Old car bonnets make bold – and durable – canvases for the art of the Anangu people of the APY Lands. This one painted by acclaimed local artist Barbara Moore graces the entrance to the Amata community.

    Photo Credit: Quentin Chester/Australian Geographic

    The hill country near Alalka north of the settlement of Pukatja (Ernabella) is the region’s major stronghold for the Warru or black-footed rock wallaby. A concerted effort is underway to ensure the recovery of this species, one of Australia’s most locally endangered macropods.

    Photo Credit: Quentin Chester/Australian Geographic

    Age-worn granite forms are a hallmark of the Musgrave Ranges whose geological origins reach back nearly 1600 million years.

    Photo Credit: Quentin Chester

    The Kanyala or Euro (Macropus robustus erubescens) wallaroos graze the sparse vegetation among the rocky hillsides of the gorge country and are often spied close to watercourses and rockholes. 

    Photo Credit: Quentin Chester/Australian Geographic

    The brilliantly-hued mulga parrot (Psephotus varius) is a vivid sight near permanent water in the mallee scrub of the ranges.

    Photo Credit: Quentin Chester

    This distinctive pyramid – shape hill is both a landmark en-route to Apara Springs and a feature that lives in the cultural lore of the Tjurkupa.

    Photo Credit: Quentin Chester/Australian Geographic

    A significant – and sacred – waterhole on the western edge of the Musgrave Ranges, Apara Springs has recently been fenced to protect it from disturbance by wild camels and other animals.  

    Photo Credit: Quentin Chester

    Skittish brumbies canter past the silhouetted form of the corkwood tree and at Apara Springs, near the central APY community of Amata. 

    Photo Credit: Quentin Chester/Australian Geographic

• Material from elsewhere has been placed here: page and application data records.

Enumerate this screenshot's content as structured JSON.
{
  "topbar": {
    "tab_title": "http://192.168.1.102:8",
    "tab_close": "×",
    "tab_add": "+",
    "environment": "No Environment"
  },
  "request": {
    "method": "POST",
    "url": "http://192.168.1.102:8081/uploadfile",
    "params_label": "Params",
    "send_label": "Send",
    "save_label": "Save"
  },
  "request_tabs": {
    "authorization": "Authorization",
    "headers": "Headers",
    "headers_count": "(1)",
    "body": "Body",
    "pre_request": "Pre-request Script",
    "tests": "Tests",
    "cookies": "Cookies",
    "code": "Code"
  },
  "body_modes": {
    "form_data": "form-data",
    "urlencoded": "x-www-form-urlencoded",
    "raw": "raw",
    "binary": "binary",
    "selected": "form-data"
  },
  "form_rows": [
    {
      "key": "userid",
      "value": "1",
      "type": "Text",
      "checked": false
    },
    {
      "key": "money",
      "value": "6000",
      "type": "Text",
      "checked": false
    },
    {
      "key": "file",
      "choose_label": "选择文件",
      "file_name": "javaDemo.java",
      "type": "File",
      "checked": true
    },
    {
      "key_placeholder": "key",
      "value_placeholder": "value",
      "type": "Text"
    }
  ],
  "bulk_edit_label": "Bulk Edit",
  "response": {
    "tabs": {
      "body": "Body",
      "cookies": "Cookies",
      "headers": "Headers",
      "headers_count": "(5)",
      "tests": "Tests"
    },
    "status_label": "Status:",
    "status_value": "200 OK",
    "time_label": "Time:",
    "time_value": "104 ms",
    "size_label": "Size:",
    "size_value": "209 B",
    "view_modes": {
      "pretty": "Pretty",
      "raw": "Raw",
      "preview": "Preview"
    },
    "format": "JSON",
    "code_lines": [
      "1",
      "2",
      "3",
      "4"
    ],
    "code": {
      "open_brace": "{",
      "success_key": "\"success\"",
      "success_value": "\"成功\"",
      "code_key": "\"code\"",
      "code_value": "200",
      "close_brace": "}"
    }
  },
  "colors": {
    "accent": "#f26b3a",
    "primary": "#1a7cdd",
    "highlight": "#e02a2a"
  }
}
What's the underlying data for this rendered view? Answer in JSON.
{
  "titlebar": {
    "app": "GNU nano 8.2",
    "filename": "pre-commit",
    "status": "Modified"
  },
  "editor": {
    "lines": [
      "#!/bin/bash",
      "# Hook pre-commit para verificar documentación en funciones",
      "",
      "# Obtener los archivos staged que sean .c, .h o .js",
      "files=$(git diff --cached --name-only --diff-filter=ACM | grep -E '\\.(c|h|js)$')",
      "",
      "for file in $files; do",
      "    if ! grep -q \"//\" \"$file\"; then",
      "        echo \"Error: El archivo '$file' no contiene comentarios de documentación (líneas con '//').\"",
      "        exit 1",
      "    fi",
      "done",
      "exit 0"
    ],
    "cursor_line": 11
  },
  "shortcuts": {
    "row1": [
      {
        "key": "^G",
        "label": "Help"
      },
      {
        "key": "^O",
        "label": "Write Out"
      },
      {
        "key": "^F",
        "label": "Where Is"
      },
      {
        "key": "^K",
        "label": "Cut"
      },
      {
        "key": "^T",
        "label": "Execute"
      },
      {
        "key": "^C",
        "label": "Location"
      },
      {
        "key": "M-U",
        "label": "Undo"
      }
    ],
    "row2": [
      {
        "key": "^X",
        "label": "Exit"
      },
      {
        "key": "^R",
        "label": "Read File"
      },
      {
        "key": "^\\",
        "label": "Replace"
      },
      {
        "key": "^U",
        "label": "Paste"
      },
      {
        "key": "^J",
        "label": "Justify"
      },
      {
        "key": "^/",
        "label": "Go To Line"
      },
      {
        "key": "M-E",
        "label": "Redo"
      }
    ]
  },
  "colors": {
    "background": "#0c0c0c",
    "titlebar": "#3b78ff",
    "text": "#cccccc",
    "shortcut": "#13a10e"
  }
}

    Rust to dust. Abandoned cars are a ubiquitous sight along the main tracks linking the communities. With the passage of time they take on their own desert patina.

    Photo Credit: Quentin Chester/Australian Geographic

    APY Land Management rangers Ethan Dagg and Anna Miller using drip torches to initiate a patchwork burn in the hill country north of Pukatja. Such burns are designed to protect the habitat of the Warru – the black-footed rock wallaby – from the impact of more extreme fires.

    Photo Credit: Quentin Chester

    Mulla mulla or Ptilotus nobilis flowers make a striking display in the stone country near Maku Gorge on the outskirts of the Kalka community.

    Photo Credit: Quentin Chester/Australian Geographic

    White-plumed honeyeaters (Lichenostomus penicillatus) are restless feeders amid the blossoming woodland gardens of Pukatja

    Photo Credit: Quentin Chester/Australian Geographic

    A lone, gnarled corkwood (Hakea lorea) hangs onto to a rocky slope near Wardulka Rockhole. These tough hakeas are clad in thick, fissured bark for fire protection. 

    Photo Credit: Quentin Chester/Australian Geographic

    The evening sky lights up dunes stubbled with spinifex near Youngs Well north of Pukatja.

     

    Photo Credit: Quentin Chester/Australian Geographic

    Clumps of spinifex and granite dominate the stone rises looking to New Well on the edge of the Musgrave Ranges – just 10km south of the NT border.

    Photo Credit: Quentin Chester/Australian Geographic

APY lands: In the home of the Anangu

By AG STAFF | August 21, 2015

Come on a privileged journey into a remote part of Australia where few outsiders have ever stepped as AG discovers the Anangu Pitjantjatjara Yankunytjatjara, or Aboriginal APY lands.